David Byrne in Dublin is an Irish footballer who last played for Kildare County as a central midfielder. Byrne started his career with Shelbourne before a move to Scottish Premier League side Dundee United. During his season with United he made just one appearance, playing at Parkhead in a 4-1 defeat to Celtic. Byrne moved back to Shelbourne. Spells at St Pat's and Derry City followed, before his move to Longford in January 2006. Byrne moved to Athlone at the start of the 2007 season. Following his departure from Athlone Town in July 2008 Byrne had a short spell back in Premier Division football with Finn Harps. Byrne most joined First Division strugglers Kildare County in May 2009. League of Ireland: 1 Shelbourne - 2001-02 David Byrne at Soccerbase

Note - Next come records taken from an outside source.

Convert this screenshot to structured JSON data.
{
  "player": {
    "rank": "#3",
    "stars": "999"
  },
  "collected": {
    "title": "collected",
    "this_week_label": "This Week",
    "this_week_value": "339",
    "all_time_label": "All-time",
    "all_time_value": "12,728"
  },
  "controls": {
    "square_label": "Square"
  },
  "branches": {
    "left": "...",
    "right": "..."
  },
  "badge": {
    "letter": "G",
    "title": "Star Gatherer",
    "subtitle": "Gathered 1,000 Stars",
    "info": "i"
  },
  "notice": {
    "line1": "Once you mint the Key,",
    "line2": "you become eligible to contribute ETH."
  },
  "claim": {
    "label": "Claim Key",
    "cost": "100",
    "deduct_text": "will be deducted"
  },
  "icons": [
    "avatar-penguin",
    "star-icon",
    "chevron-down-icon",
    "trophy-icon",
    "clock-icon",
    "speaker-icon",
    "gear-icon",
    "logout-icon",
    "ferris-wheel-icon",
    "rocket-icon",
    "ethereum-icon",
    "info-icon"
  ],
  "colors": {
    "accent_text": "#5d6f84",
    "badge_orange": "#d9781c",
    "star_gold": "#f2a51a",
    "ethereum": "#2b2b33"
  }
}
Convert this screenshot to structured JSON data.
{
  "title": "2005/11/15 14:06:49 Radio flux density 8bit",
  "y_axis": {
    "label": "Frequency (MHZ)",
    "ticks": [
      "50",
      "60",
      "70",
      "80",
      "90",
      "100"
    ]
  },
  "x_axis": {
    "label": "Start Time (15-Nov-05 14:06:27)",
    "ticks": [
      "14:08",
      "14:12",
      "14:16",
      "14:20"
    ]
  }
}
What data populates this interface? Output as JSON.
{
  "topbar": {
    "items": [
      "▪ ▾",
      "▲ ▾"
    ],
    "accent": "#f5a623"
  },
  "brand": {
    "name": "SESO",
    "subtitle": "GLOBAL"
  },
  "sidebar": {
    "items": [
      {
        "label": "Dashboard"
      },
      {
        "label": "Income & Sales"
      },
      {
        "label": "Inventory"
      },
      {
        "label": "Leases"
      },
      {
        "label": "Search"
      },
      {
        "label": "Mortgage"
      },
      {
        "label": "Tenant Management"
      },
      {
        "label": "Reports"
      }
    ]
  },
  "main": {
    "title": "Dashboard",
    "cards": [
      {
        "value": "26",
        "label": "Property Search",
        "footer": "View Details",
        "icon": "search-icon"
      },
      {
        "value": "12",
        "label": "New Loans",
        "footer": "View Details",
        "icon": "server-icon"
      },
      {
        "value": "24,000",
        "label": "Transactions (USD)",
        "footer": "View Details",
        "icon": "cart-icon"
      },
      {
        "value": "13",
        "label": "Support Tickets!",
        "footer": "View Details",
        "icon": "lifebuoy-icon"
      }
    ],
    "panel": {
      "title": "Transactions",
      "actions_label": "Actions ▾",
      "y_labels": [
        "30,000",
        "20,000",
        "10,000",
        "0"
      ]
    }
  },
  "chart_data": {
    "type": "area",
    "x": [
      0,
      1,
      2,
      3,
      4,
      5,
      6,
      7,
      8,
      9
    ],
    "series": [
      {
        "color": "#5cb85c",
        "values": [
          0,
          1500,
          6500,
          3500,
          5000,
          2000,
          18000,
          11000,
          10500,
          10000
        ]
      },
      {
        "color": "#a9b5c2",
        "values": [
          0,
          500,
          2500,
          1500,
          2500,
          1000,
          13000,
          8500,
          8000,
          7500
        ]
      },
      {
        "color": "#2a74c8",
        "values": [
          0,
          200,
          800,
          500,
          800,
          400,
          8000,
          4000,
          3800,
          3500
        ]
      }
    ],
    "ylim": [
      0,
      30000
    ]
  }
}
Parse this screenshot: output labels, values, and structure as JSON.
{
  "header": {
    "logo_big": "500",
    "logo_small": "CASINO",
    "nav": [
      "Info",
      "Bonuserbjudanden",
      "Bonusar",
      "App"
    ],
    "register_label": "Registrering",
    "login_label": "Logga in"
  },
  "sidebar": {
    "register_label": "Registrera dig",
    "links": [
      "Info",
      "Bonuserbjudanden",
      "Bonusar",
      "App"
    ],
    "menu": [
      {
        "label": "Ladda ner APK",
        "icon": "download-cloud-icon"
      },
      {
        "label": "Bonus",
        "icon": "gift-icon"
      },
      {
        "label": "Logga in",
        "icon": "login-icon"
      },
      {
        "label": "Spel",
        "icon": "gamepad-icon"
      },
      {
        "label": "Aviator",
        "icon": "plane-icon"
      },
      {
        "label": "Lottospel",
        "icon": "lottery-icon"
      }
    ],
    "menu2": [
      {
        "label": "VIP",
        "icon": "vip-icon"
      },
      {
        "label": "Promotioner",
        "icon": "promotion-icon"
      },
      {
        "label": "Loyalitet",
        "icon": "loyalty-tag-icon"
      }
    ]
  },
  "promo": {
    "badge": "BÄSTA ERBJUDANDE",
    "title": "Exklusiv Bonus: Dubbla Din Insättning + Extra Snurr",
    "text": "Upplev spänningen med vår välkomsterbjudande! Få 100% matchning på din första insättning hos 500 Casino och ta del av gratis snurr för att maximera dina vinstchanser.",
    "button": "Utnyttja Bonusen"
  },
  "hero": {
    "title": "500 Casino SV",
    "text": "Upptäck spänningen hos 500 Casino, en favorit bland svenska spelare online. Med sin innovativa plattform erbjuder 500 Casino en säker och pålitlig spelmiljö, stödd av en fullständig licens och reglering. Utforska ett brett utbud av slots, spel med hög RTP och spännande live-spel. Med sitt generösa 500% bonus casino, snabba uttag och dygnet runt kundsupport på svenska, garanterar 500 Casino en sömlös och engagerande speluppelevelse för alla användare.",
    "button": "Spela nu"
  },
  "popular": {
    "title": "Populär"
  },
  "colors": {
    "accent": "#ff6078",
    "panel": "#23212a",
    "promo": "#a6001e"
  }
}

Westinghouse Playhouse is an American sitcom that aired from January to July 1961 on NBC. Starring Nanette Fabray, the series was known as The Nanette Fabray Show, Westinghouse Playhouse Starring Nanette Fabray and Wendell Corey, ran under the title Yes, Yes Nanette in syndication; the series stars Nanette Fabray, who plays Nan, a successful Broadway star who marries Dan McGovern, a widower. She would learn that her new husband has not informed his two children that he was getting married. Nan is confronted with his two rude children and Nancy; the following episodes would deal with her troubles and tribulations of dealing with the kids and the housekeeper. The series was canceled after one season. Westinghouse Playhouse on IMDb Westinghouse Playhouse at TV.com